Some say Pittsburgh’s Little Italy is in Bloomfield. But those people are wrong. They’ve never been to the secret best Pizza place in Pittsburgh - the backyard of a certain Dan Cardone.
I’m lucky enough to frequent this quasi-pizzeria regularly and it never disappoints. When you get over the shock that there’s a legitimate pizza oven in the backyard (next to the Bocci court, naturally), the surreal thought thatmaybe, just maybe, you’ve been transported to Naples begins to set in.

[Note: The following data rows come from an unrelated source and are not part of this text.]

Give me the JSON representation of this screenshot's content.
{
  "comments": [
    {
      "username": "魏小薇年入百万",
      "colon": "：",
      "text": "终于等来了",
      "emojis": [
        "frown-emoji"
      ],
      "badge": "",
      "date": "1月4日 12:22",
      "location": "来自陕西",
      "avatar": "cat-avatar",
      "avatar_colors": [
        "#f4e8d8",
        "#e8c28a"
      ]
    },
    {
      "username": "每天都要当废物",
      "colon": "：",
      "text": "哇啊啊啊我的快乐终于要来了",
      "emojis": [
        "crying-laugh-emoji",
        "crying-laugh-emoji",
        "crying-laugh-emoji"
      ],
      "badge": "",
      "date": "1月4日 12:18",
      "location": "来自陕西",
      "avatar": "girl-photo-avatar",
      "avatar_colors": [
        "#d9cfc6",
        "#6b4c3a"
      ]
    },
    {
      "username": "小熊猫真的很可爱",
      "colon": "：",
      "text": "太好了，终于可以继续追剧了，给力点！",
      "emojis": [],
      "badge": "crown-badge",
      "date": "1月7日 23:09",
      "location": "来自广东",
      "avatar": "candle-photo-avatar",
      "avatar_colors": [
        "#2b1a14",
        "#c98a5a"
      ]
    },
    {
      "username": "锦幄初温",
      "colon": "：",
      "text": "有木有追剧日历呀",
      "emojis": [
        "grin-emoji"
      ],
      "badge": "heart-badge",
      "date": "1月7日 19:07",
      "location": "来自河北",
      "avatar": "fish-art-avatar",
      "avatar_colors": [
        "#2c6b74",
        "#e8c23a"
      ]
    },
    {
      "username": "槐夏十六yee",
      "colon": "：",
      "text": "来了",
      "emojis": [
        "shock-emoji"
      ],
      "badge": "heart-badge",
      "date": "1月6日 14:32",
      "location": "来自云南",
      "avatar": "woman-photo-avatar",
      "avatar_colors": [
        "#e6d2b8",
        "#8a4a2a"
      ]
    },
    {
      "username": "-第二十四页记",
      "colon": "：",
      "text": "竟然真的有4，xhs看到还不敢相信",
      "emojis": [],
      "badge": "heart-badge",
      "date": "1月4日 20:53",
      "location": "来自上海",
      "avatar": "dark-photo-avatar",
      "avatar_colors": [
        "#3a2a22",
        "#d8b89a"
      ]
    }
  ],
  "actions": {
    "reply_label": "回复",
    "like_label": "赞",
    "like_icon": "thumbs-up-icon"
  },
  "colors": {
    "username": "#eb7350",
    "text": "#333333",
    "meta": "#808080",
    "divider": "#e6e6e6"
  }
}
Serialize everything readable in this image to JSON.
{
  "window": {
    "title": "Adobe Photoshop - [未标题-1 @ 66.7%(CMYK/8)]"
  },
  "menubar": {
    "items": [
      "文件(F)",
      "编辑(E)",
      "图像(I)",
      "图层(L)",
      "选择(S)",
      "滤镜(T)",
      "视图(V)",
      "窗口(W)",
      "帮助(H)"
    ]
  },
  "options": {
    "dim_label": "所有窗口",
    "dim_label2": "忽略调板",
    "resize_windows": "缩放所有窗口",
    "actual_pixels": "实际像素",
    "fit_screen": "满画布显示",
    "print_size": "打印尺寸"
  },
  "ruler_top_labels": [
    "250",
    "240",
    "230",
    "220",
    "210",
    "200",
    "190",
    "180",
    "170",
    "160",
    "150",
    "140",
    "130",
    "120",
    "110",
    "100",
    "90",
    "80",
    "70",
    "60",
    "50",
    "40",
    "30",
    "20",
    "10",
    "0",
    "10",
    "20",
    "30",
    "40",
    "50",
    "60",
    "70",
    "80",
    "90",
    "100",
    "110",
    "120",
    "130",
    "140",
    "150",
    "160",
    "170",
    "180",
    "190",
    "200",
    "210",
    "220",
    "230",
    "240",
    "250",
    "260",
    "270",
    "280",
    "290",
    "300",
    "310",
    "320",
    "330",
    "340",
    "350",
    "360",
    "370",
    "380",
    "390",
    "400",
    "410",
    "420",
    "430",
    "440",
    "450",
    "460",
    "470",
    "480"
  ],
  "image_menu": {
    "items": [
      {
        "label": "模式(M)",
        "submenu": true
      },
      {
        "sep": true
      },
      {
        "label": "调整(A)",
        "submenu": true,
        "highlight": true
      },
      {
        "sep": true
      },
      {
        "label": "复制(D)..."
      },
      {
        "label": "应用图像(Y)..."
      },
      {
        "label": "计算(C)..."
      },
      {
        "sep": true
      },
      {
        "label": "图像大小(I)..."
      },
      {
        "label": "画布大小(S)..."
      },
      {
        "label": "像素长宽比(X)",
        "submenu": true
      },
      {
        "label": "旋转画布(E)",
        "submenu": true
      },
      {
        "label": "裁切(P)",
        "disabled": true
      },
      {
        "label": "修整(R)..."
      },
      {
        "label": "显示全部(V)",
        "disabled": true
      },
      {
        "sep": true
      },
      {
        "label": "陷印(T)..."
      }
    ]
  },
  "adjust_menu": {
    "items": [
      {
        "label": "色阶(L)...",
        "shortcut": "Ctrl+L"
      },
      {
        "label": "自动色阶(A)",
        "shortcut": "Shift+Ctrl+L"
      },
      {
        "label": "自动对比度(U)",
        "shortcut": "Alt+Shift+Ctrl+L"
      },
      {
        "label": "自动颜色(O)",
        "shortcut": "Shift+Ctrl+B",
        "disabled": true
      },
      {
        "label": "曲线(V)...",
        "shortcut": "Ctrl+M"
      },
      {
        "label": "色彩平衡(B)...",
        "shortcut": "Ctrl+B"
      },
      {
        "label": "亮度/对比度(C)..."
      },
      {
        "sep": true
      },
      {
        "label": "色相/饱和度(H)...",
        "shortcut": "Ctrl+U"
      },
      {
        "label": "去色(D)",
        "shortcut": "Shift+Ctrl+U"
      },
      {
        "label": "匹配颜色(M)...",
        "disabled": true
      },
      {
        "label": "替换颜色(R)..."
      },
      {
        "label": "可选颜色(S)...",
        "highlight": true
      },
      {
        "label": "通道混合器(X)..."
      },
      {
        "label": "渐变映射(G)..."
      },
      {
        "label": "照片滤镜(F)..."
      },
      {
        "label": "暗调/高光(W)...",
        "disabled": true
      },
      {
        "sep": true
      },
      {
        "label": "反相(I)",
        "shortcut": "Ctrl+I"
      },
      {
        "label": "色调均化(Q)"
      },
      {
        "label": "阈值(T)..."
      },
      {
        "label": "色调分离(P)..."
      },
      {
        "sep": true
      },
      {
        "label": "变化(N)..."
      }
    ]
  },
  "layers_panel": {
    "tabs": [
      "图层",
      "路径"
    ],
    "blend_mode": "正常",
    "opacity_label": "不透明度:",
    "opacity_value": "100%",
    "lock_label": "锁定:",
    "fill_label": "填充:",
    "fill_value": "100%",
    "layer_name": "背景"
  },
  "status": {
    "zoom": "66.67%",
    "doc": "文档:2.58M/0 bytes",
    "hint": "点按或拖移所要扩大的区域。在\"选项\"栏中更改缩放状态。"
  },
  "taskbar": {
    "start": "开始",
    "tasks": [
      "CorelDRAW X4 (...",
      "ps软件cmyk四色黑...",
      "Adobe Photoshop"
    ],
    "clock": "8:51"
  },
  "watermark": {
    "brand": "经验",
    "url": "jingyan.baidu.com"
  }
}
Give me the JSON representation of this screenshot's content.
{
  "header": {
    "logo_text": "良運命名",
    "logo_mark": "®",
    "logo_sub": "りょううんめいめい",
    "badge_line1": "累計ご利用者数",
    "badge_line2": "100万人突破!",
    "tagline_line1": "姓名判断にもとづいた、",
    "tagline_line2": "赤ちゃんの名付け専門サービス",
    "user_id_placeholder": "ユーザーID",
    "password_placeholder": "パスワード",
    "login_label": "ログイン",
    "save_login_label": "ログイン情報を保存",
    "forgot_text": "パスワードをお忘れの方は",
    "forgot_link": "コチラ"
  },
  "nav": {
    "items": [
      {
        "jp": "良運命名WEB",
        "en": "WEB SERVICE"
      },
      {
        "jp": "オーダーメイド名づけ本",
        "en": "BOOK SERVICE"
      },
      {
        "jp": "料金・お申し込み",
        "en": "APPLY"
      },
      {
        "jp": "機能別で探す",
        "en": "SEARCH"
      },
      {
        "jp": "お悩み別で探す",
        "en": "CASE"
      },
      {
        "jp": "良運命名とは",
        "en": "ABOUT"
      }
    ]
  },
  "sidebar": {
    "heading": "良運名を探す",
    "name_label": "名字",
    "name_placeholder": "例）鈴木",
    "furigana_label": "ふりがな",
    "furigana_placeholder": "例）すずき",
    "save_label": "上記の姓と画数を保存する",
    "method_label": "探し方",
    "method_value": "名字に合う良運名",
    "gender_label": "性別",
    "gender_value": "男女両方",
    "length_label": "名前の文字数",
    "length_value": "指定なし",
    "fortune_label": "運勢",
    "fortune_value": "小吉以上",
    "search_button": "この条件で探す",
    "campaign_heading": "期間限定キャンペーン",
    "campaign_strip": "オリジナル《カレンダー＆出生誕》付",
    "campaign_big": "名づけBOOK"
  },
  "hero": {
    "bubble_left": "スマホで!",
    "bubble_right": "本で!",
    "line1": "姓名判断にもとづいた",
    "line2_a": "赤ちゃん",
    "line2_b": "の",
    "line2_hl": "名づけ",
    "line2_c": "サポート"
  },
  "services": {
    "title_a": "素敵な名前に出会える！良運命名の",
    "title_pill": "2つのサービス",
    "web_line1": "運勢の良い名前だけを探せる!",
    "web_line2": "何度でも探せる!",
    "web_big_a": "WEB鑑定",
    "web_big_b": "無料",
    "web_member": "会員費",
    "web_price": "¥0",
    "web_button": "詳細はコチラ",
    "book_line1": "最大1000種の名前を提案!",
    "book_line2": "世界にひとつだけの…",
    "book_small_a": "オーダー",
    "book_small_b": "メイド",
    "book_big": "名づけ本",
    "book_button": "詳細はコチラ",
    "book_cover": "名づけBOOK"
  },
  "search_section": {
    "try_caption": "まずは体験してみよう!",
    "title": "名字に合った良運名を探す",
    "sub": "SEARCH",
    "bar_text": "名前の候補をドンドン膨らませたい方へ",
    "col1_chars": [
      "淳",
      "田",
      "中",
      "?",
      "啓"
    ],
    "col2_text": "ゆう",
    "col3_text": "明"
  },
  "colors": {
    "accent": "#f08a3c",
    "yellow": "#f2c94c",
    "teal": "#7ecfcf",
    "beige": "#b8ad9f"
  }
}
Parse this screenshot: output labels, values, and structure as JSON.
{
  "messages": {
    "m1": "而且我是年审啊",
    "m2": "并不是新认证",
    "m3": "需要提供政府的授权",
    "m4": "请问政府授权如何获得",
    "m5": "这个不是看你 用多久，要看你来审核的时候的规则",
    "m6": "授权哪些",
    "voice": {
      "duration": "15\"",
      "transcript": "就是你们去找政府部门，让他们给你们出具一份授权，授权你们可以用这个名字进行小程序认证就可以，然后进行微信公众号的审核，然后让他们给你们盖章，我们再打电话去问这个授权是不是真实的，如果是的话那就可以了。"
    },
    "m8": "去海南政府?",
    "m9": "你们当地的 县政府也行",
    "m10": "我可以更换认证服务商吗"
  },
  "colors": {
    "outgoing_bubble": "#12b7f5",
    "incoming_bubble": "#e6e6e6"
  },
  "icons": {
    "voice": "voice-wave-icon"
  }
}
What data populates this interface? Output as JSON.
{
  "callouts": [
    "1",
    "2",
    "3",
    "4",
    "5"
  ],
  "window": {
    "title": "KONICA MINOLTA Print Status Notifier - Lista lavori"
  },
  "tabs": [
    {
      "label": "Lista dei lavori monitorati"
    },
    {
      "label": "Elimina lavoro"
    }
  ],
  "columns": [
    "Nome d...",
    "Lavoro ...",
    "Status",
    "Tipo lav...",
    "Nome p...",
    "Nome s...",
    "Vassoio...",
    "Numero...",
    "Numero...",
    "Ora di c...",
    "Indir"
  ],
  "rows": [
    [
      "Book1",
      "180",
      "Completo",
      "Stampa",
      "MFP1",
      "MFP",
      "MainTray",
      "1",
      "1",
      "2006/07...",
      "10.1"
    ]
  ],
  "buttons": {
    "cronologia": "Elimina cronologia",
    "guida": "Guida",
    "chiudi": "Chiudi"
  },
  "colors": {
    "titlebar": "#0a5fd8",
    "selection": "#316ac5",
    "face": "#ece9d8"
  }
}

The oven is a magical thing. Dough, cheese, and sauce go in, and out comes a circular, bubbly, disc, that shares the same DNA as the pizzas served in the heart of Italy. The edges get a little charred during the cooking. But because of the 900 degree temperatures, it remains fluffy and soft on the inside. It’s hard outer shell is just an evolutionary feature of pizza and, obviously, how it’s survived in the wild so long.
No matter what comes out of that oven, it’s automatically added to the list you keep in the back of your mind of the top 10 pizzas you’ve ever eaten. There’s no discussion, no discourse. It’s added onto the list and there’s nothing you can do about it. Then you spend the rest of your life wondering if you’re the type of person who builds a brick oven in your backyard. And guess what? You probably are. Start collecting those bricks.
While my Lawrenceville apartment can’t currently host a pizza oven without fear of burning down a city block, this is the next best thing. Enjoy the photos - they chronicle my latest outing there and what it takes for a pizza to go from a chunk of dough to a slice of heaven.